AJWS grantee Movimiento Socio Cultural para los Trabajadores Haitianos (MOSCTHA) is one of just a few organizations providing crucial support to this community. For more than two decades, MOSCTHA has served more than 30 bateyes as the sole provider of health care, legal assistance and elementary and secondary education for thousands of residents.

To address critical health needs in the impoverished slums, MOSCTHA runs a mobile clinic and a hospital to increase residents’ access to health services. It focuses on youth, who are at a heightened risk for a variety of infectious diseases. All of MOSCTHA’s facilities offer primary care, family planning education, reproductive health services and HIV testing and treatment. MOSCTHA also raises awareness about HIV and methods for prevention by training volunteer “health promoters” who work in the community, going door-to-door to talk with people and educate them.

MOSCTHA runs a variety of workshops—on women’s empowerment, legal aid, human rights and laws related to migration, citizenship and workers’ rights. MOSCTHA has trained hundreds of community volunteers to provide continuous peer education on these topics. Thanks to their efforts, an increasing number of the people they serve have obtained legal residency status or passports. MOSCTHA also spawned a labor union, the Mutual Society of Sugarcane Workers, which pursues equal rights for Dominico-Haitain workers and offers them health insurance, life and death benefits and loans to start small businesses.
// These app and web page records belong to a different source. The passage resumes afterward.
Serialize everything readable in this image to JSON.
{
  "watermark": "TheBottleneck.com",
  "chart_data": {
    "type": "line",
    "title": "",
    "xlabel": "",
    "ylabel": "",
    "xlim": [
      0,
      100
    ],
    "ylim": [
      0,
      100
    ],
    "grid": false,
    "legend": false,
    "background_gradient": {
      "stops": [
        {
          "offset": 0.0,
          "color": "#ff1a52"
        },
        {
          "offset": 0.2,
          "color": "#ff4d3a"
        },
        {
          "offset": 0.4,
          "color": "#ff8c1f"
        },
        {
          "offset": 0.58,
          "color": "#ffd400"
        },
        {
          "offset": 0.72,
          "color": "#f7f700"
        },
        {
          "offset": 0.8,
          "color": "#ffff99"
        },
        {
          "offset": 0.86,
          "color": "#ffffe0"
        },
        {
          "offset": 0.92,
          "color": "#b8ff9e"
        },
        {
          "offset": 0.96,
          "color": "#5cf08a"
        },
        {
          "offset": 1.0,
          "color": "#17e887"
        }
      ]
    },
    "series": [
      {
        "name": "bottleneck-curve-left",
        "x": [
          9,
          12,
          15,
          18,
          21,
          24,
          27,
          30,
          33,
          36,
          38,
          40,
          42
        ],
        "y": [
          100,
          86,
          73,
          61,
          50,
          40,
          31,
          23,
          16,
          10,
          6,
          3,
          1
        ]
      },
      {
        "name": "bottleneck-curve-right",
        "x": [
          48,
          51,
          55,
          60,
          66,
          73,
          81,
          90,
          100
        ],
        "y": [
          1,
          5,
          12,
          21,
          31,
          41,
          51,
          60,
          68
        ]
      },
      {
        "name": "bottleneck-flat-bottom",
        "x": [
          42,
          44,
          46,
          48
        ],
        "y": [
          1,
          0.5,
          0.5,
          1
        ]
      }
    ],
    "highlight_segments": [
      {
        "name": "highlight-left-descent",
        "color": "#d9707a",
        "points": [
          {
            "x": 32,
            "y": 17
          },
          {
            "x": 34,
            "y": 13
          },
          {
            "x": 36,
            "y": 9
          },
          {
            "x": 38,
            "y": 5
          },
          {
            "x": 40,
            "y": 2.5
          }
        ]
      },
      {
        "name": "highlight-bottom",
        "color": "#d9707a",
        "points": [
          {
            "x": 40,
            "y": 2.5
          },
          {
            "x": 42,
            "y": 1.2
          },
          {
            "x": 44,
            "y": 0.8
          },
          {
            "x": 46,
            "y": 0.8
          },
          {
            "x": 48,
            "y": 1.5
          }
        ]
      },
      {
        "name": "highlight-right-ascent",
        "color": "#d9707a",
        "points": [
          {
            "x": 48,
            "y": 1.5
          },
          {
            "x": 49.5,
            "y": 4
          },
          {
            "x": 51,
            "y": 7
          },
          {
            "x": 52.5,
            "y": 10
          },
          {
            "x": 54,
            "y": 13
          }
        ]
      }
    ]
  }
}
In the last two years, MOSCTHA has emerged as a leader of the legal battle for citizenship for Dominicans of Haitian descent. It has documented denial of papers and access to state services and brought cases to international courts to pressure the Dominican government to acknowledge the rights of Dominicans of Haitian descent in accordance with international law.